*Task details*:
Each entry needs to be reproduced verbatim.
Segment Start: Information supplied
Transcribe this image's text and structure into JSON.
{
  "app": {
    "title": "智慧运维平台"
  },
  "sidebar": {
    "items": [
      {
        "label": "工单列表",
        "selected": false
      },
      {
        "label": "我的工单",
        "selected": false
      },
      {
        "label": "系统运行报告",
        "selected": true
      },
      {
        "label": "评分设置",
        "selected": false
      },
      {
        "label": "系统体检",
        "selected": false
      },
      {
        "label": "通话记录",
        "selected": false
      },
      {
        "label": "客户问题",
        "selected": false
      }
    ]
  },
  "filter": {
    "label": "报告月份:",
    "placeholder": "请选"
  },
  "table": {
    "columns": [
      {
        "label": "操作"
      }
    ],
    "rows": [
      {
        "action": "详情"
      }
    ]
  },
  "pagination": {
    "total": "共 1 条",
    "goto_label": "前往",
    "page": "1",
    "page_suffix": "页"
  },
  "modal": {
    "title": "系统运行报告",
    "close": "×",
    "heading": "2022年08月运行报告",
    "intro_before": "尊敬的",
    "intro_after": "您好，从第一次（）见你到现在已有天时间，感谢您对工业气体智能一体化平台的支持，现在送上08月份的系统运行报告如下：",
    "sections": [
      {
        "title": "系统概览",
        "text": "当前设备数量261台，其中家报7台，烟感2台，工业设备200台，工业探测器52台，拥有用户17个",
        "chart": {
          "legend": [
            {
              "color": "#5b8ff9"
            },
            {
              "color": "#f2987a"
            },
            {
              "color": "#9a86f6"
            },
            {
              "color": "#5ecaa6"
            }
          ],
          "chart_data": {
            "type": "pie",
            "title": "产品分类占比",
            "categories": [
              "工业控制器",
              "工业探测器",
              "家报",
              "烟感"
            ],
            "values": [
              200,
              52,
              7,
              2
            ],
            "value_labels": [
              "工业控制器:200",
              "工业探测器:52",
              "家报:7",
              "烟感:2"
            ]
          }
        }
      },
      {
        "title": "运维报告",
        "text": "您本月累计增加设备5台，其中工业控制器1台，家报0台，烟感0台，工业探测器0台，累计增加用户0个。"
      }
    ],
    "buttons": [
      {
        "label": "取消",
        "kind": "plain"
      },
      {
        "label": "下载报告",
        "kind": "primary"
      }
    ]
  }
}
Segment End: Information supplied
*Expected answer*:
Transcribe this image's text and structure into JSON.
{
  "app": {
    "title": "智慧运维平台"
  },
  "sidebar": {
    "items": [
      {
        "label": "工单列表",
        "selected": false
      },
      {
        "label": "我的工单",
        "selected": false
      },
      {
        "label": "系统运行报告",
        "selected": true
      },
      {
        "label": "评分设置",
        "selected": false
      },
      {
        "label": "系统体检",
        "selected": false
      },
      {
        "label": "通话记录",
        "selected": false
      },
      {
        "label": "客户问题",
        "selected": false
      }
    ]
  },
  "filter": {
    "label": "报告月份:",
    "placeholder": "请选"
  },
  "table": {
    "columns": [
      {
        "label": "操作"
      }
    ],
    "rows": [
      {
        "action": "详情"
      }
    ]
  },
  "pagination": {
    "total": "共 1 条",
    "goto_label": "前往",
    "page": "1",
    "page_suffix": "页"
  },
  "modal": {
    "title": "系统运行报告",
    "close": "×",
    "heading": "2022年08月运行报告",
    "intro_before": "尊敬的",
    "intro_after": "您好，从第一次（）见你到现在已有天时间，感谢您对工业气体智能一体化平台的支持，现在送上08月份的系统运行报告如下：",
    "sections": [
      {
        "title": "系统概览",
        "text": "当前设备数量261台，其中家报7台，烟感2台，工业设备200台，工业探测器52台，拥有用户17个",
        "chart": {
          "legend": [
            {
              "color": "#5b8ff9"
            },
            {
              "color": "#f2987a"
            },
            {
              "color": "#9a86f6"
            },
            {
              "color": "#5ecaa6"
            }
          ],
          "chart_data": {
            "type": "pie",
            "title": "产品分类占比",
            "categories": [
              "工业控制器",
              "工业探测器",
              "家报",
              "烟感"
            ],
            "values": [
              200,
              52,
              7,
              2
            ],
            "value_labels": [
              "工业控制器:200",
              "工业探测器:52",
              "家报:7",
              "烟感:2"
            ]
          }
        }
      },
      {
        "title": "运维报告",
        "text": "您本月累计增加设备5台，其中工业控制器1台，家报0台，烟感0台，工业探测器0台，累计增加用户0个。"
      }
    ],
    "buttons": [
      {
        "label": "取消",
        "kind": "plain"
      },
      {
        "label": "下载报告",
        "kind": "primary"
      }
    ]
  }
}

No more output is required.